Data about app and page elements:
★ ★ ★ ★

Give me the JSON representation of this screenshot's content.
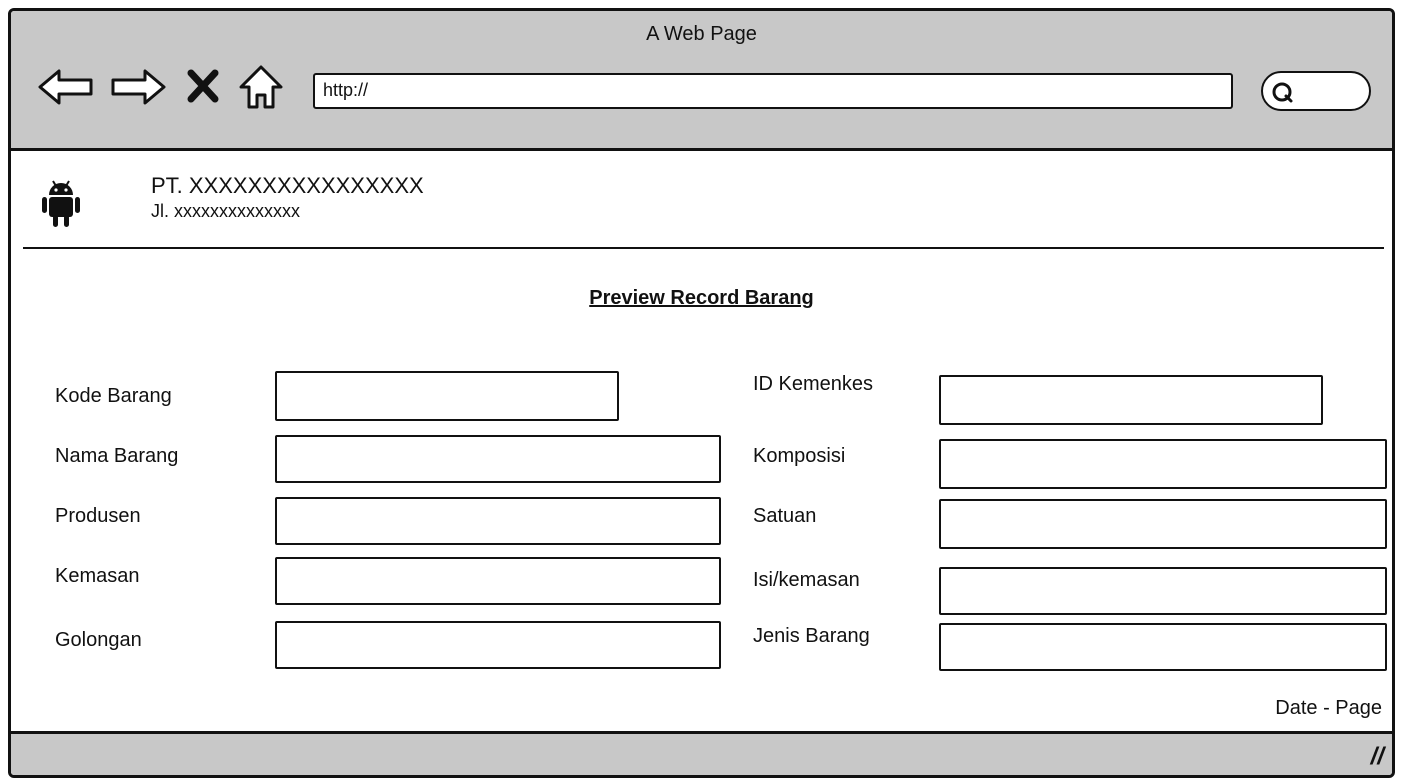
{
  "window": {
    "title": "A Web Page"
  },
  "address_bar": {
    "url": "http://"
  },
  "header": {
    "company_name": "PT. XXXXXXXXXXXXXXXX",
    "company_address": "Jl. xxxxxxxxxxxxxx"
  },
  "form": {
    "title": "Preview Record Barang",
    "left_fields": [
      {
        "label": "Kode Barang",
        "value": ""
      },
      {
        "label": "Nama Barang",
        "value": ""
      },
      {
        "label": "Produsen",
        "value": ""
      },
      {
        "label": "Kemasan",
        "value": ""
      },
      {
        "label": "Golongan",
        "value": ""
      }
    ],
    "right_fields": [
      {
        "label": "ID Kemenkes",
        "value": ""
      },
      {
        "label": "Komposisi",
        "value": ""
      },
      {
        "label": "Satuan",
        "value": ""
      },
      {
        "label": "Isi/kemasan",
        "value": ""
      },
      {
        "label": "Jenis Barang",
        "value": ""
      }
    ]
  },
  "footer": {
    "date_page": "Date - Page"
  },
  "icons": {
    "back": "back-arrow-icon",
    "forward": "forward-arrow-icon",
    "stop": "close-icon",
    "home": "home-icon",
    "search": "search-icon",
    "logo": "android-icon",
    "resize": "resize-grip-icon"
  }
}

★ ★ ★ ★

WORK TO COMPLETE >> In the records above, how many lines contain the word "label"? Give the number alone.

RESPONSE BOX >> 10